━━━ GIVEN DATA

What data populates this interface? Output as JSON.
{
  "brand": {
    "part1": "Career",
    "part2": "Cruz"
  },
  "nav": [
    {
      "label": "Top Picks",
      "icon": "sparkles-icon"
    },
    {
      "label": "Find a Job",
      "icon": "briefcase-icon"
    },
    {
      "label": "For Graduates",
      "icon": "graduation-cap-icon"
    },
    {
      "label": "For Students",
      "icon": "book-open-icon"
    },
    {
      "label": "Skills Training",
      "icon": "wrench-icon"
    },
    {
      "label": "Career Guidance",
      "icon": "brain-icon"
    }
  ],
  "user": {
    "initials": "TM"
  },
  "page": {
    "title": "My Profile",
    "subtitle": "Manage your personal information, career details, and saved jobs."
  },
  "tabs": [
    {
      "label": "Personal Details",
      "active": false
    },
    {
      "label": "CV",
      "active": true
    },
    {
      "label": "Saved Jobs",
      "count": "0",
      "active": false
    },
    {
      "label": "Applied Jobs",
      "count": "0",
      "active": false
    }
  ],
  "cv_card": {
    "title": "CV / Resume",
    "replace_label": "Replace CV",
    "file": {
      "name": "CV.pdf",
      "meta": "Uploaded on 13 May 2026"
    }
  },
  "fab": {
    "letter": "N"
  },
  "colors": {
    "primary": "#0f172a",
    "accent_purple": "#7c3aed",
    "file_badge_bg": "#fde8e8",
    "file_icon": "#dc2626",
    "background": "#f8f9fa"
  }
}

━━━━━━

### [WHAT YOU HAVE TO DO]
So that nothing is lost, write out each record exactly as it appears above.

### [WRITTEN ANSWER]
What data populates this interface? Output as JSON.
{
  "brand": {
    "part1": "Career",
    "part2": "Cruz"
  },
  "nav": [
    {
      "label": "Top Picks",
      "icon": "sparkles-icon"
    },
    {
      "label": "Find a Job",
      "icon": "briefcase-icon"
    },
    {
      "label": "For Graduates",
      "icon": "graduation-cap-icon"
    },
    {
      "label": "For Students",
      "icon": "book-open-icon"
    },
    {
      "label": "Skills Training",
      "icon": "wrench-icon"
    },
    {
      "label": "Career Guidance",
      "icon": "brain-icon"
    }
  ],
  "user": {
    "initials": "TM"
  },
  "page": {
    "title": "My Profile",
    "subtitle": "Manage your personal information, career details, and saved jobs."
  },
  "tabs": [
    {
      "label": "Personal Details",
      "active": false
    },
    {
      "label": "CV",
      "active": true
    },
    {
      "label": "Saved Jobs",
      "count": "0",
      "active": false
    },
    {
      "label": "Applied Jobs",
      "count": "0",
      "active": false
    }
  ],
  "cv_card": {
    "title": "CV / Resume",
    "replace_label": "Replace CV",
    "file": {
      "name": "CV.pdf",
      "meta": "Uploaded on 13 May 2026"
    }
  },
  "fab": {
    "letter": "N"
  },
  "colors": {
    "primary": "#0f172a",
    "accent_purple": "#7c3aed",
    "file_badge_bg": "#fde8e8",
    "file_icon": "#dc2626",
    "background": "#f8f9fa"
  }
}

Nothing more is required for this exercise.